As you grow older, you may find yourself worrying about your chances of developing dementia. 

What’s one of the most important things you can do? Get regular exercise. As it turns out, dancing sits at the top of the heap for one of the best preventative exercise options. Let’s take a closer look at dementia and how dancing helps you not only keep not your body fit, but your brain too.

What Is Dementia?

What is Dementia?

Dementia is defined as the decline or loss of certain key mental functions, including thought, memory, and logic. Most people affected by these damaging changes develop Alzheimer’s disease. But, other forms of dementia exist. These include Lewy body dementia, frontotemporal lobar degeneration, vascular dementia, and mixed dementia. Also, many health conditions can closely mimic dementia’s brain effects.

Doctors don’t view dementia as a normal part of the aging process. Up to 50% of people who pass their mid-80s will, unfortunately, develop the condition. However, many don’t, and it’s not uncommon to live for nine decades or longer while holding on to a healthy brain. Worried about your dementia risks? You don’t have to sit by and wait. Instead, you can take active steps to reduce your chances of developing problems.

Exercise and Dementia Risks

Exercise and Dementia Risks

Studies show that exercise is a crucial part of an effective preventative health plan. Other important factors include healthy eating, stress management, social engagement, adequate sleep, and adequate mental stimulation. In fact, by getting regular exercise, you can potentially cut your risks for Alzheimer’s in half. And if you already have dementia, an active lifestyle can help slow down your rate of mental decline. Regular physical activity is crucial to preserving existing nerve connections in your brain. It also improves your ability to form new connections.

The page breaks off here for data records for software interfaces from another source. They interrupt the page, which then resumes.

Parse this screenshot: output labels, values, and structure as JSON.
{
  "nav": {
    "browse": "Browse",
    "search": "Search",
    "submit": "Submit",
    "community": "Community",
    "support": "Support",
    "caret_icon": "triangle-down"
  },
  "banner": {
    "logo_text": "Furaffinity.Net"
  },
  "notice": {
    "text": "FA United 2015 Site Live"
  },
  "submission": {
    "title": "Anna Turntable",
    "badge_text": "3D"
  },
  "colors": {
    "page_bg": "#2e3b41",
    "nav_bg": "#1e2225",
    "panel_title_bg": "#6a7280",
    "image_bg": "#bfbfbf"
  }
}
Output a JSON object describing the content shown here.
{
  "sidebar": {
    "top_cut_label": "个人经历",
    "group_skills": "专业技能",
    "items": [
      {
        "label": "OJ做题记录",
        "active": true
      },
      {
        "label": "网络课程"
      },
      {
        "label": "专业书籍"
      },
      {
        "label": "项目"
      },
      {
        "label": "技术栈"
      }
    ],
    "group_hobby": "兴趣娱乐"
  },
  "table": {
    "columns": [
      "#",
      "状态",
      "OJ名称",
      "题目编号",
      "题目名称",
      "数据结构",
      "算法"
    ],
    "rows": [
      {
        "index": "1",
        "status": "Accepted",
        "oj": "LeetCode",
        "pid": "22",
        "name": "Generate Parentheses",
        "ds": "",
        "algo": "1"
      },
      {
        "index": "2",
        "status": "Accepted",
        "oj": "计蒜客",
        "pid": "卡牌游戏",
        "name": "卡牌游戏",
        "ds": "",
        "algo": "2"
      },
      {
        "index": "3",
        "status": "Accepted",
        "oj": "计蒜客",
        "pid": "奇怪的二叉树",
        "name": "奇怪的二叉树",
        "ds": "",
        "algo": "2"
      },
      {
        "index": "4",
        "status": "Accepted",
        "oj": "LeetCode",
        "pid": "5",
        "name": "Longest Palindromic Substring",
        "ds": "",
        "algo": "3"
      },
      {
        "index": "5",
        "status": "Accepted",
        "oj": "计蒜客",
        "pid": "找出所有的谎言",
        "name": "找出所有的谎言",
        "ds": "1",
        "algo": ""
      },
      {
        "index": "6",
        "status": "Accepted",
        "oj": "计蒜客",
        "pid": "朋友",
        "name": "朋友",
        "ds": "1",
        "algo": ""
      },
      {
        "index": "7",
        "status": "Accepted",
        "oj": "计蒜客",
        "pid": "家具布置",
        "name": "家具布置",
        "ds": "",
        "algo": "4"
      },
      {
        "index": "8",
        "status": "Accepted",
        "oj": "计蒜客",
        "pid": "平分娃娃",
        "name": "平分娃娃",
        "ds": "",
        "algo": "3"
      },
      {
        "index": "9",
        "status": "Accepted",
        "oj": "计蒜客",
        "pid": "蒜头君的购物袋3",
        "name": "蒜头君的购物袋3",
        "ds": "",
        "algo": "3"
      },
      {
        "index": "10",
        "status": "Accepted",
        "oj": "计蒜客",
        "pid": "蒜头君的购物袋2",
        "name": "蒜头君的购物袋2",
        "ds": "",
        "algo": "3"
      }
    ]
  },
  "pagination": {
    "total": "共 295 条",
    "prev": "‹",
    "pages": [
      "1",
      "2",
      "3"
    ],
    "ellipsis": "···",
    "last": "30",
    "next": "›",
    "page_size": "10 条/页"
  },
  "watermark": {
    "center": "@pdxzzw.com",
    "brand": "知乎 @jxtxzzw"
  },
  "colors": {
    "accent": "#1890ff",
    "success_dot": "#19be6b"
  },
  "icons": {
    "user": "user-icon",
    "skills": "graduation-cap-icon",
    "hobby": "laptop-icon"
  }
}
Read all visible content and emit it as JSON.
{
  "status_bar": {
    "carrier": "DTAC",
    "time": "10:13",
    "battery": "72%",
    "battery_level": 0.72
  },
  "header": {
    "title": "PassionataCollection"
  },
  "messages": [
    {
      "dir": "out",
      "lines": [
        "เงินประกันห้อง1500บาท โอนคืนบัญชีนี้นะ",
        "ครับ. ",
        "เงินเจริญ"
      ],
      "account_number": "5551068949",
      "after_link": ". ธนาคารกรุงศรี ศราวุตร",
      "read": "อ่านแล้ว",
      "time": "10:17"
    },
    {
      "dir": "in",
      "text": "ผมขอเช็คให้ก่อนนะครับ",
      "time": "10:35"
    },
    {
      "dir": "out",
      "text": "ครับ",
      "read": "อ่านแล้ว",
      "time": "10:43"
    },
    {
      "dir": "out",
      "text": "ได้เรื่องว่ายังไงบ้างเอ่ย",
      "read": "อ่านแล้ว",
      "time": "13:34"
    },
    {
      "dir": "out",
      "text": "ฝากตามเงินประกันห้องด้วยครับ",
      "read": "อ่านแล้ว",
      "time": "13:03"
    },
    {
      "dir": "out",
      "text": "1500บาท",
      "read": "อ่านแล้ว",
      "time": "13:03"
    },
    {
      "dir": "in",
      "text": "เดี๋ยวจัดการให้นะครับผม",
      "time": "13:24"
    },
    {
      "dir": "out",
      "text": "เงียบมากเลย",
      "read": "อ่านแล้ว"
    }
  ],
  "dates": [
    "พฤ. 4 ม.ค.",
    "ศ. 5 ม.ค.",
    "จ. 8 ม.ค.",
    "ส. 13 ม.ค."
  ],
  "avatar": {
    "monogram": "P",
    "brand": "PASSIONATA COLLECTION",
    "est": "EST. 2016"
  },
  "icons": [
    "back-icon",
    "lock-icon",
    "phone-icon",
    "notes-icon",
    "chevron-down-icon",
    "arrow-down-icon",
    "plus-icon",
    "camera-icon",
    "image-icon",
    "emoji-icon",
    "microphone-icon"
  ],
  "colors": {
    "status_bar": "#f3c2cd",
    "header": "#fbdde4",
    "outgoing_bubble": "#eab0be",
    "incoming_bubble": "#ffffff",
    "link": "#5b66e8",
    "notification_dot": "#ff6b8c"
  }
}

Dementia specialists recommend that you engage in mild activity for 150 minutes or more every week. Some fun examples to add to your routine include aerobic exercises, strength training, and exercises that improve your balance and coordination.

The Particular Benefits of Dancing

The Particular Benefits of Dancing

You might think of dancing as just a physical activity. But behind the scenes, it also helps provide a workout for key areas of your brain. Those areas are responsible for some of your core mental functions, including memory, rational thought, and emotional control. Dancing stimulates your brain in that it forces you to coordinate your body in complex ways.

Research indicates that two forms of exercise can help slow down or even reverse age-related changes in your brain. Dancing falls into this elite category, along with endurance training. However, dancing is even better for you than endurance training. Why? dancing has an additional benefit. Namely, it helps you change your behavior and avoid balance-related problems as you age.

The Type of Dancing Matters

The Type of Dancing Matters

When it comes to preventative measures, not all dancing is the same. Any time you learn a new step, you’ll forge new pathways in your brain and maintain existing ones. But, if you pick a dance style with a set routine of steps, the benefits to your mental health can disappear. That’s true because you won’t have to push yourself when you get comfortable. Instead, you can just rely on muscle memory.

To get around this problem, you can do one of several things. First, you can continue to learn new dances styles instead of sticking to the tried and true. As an alternative, you can choose a style known for its spontaneity and improvised decision-making. Specific examples in this category include the Lindy Hop and other swing dances. Additional examples include the Waltz styles and the Foxtrot. If you like, you can also improvise your own moves out on the floor.

The More the Better

The More Dance the Better

As long as you stay within your physical limits, the brain-related benefits of dancing keep on giving. In other words, the more often you hit the dance floor, the more you can fight back against dementia. Think of 150 minutes a week as your baseline goal. Every minute you add to that total may help keep you functional for a longer period.

Need help establishing a dementia-preventing dance program? 

Call on the experts at Arthur Murray Dance Studio. With our private lessons, you can find just the right options to help maximize your mental health at any age.